    Feb 21, 2016
    Messages:
    8,161
    Likes Received:
    8,581
    @Bob Kirk
    I believe, though I know very little about, what you described for rotor-blade craft, as being called "auto-rotation". The engine is manually disconnectable from the rotor drive system, thus allowing the rotors to "free-wheel" as air rushes past them. They build up speed, collecting rotational energy, as the craft basically falls from the sky. If the engine is dead, the skilled pilot can re-engage the rotors manually, which dumps the rotational energy into effort needed to turn the engine, like a big brake. That sudden slowing of the spinning rotors creates a huge upwards- directed cushioning force which can under perfect conditions lightly "bounce" the entire craft onto the ground.

    Highly skilled pilots are said to be able to do this procedure repeatedly safely.

    Not with me aboard! Frank
     
    #7
  8. Bob Kirk

    Bob Kirk Very Well-Known Member
    Registered

    Joined:
    Jan 18, 2019
    Messages:
    389
    Likes Received:
    679
    Frank what I described as an experience was due to the pilot shutting off the engine on purpose. That allowed the main rotor to free wheel or auto rotate. The drop like a rock was due to the time between the rotor blades not being power driven creating the downward thrust for lift to where free wheeling drives the rotor blades from the air pressure.
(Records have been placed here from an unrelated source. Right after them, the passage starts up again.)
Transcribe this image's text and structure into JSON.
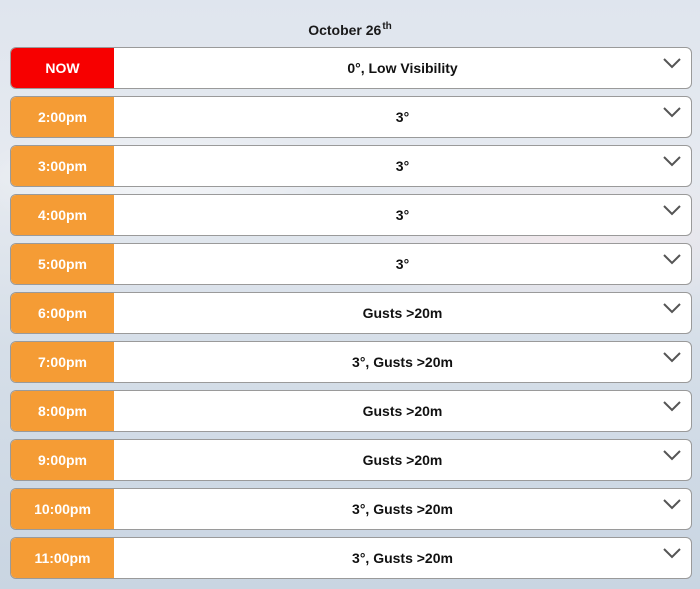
{
  "header": {
    "date": "October 26",
    "suffix": "th"
  },
  "rows": [
    {
      "time": "NOW",
      "summary": "0°, Low Visibility",
      "status": "now"
    },
    {
      "time": "2:00pm",
      "summary": "3°"
    },
    {
      "time": "3:00pm",
      "summary": "3°"
    },
    {
      "time": "4:00pm",
      "summary": "3°"
    },
    {
      "time": "5:00pm",
      "summary": "3°"
    },
    {
      "time": "6:00pm",
      "summary": "Gusts >20m"
    },
    {
      "time": "7:00pm",
      "summary": "3°, Gusts >20m"
    },
    {
      "time": "8:00pm",
      "summary": "Gusts >20m"
    },
    {
      "time": "9:00pm",
      "summary": "Gusts >20m"
    },
    {
      "time": "10:00pm",
      "summary": "3°, Gusts >20m"
    },
    {
      "time": "11:00pm",
      "summary": "3°, Gusts >20m"
    }
  ],
  "icons": {
    "expand": "chevron-down-icon"
  },
  "colors": {
    "now": "#f70000",
    "hour": "#f59c35"
  }
}
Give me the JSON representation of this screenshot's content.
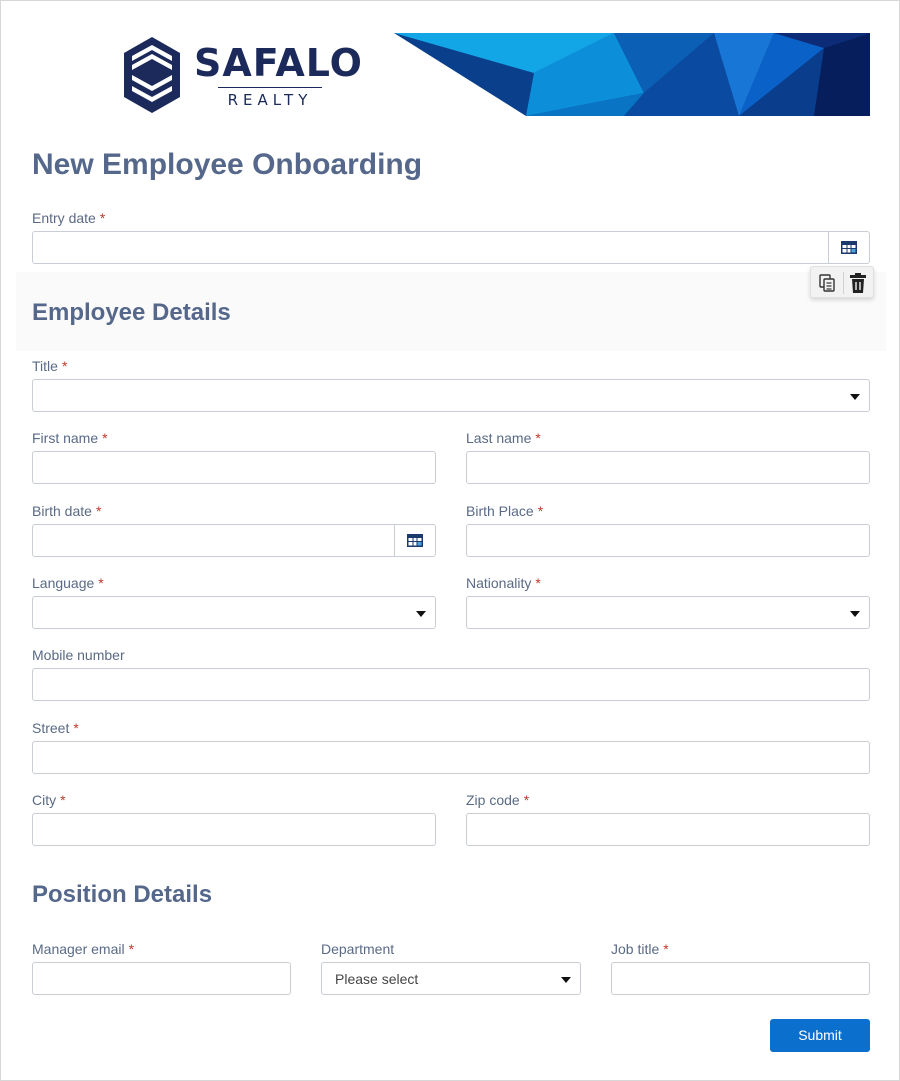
{
  "logo": {
    "name": "SAFALO",
    "sub": "REALTY"
  },
  "form": {
    "title": "New Employee Onboarding",
    "submit_label": "Submit"
  },
  "fields": {
    "entry_date": {
      "label": "Entry date",
      "required": "*",
      "value": ""
    },
    "title": {
      "label": "Title",
      "required": "*",
      "value": ""
    },
    "first_name": {
      "label": "First name",
      "required": "*",
      "value": ""
    },
    "last_name": {
      "label": "Last name",
      "required": "*",
      "value": ""
    },
    "birth_date": {
      "label": "Birth date",
      "required": "*",
      "value": ""
    },
    "birth_place": {
      "label": "Birth Place",
      "required": "*",
      "value": ""
    },
    "language": {
      "label": "Language",
      "required": "*",
      "value": ""
    },
    "nationality": {
      "label": "Nationality",
      "required": "*",
      "value": ""
    },
    "mobile_number": {
      "label": "Mobile number",
      "value": ""
    },
    "street": {
      "label": "Street",
      "required": "*",
      "value": ""
    },
    "city": {
      "label": "City",
      "required": "*",
      "value": ""
    },
    "zip_code": {
      "label": "Zip code",
      "required": "*",
      "value": ""
    },
    "manager_email": {
      "label": "Manager email",
      "required": "*",
      "value": ""
    },
    "department": {
      "label": "Department",
      "value": "Please select"
    },
    "job_title": {
      "label": "Job title",
      "required": "*",
      "value": ""
    }
  },
  "sections": {
    "employee": "Employee Details",
    "position": "Position Details"
  },
  "icons": {
    "calendar": "calendar-icon",
    "dropdown": "chevron-down-icon",
    "copy": "copy-icon",
    "delete": "trash-icon"
  },
  "colors": {
    "heading": "#55688b",
    "primary_button": "#0b6fcd",
    "required_marker": "#c0392b",
    "brand_navy": "#1b2a5a"
  }
}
Basically reversing how the blades are used to provide the lift.

    Then when the pilot restarted the engine that same reverse effect happened causing some shaking & vibration. Granted the auto rotation works well under the control of a skilled pilot to bring a helo to a soft landing. BUT & this makes a difference, we were over the ocean so a landing no matter how soft was not something I thought was going to be in my best interest.

    I didn't want this to take away from the original post describing how machinery can crunch metal into tiny shreds but somehow helo's were introduced so I thought why not share a life experience.
     
    #8
    Frank Sanoica likes this.
  9. Frank Sanoica

    Frank Sanoica Veteran Member
    Registered

    Joined:
    Feb 21, 2016
    Messages:
    8,161
    Likes Received:
    8,581
    @Bob Kirk
    We do seem away from the topic of scrap and junk destruction. But I suppose crashing a plane might be one way of disposing of it. I might get into the Auto-Gyro, a uniquely strange craft, which I have always hankered to build someday....
    Frank
    [​IMG]
     
    #9
    Bobby Cole likes this.

Share This Page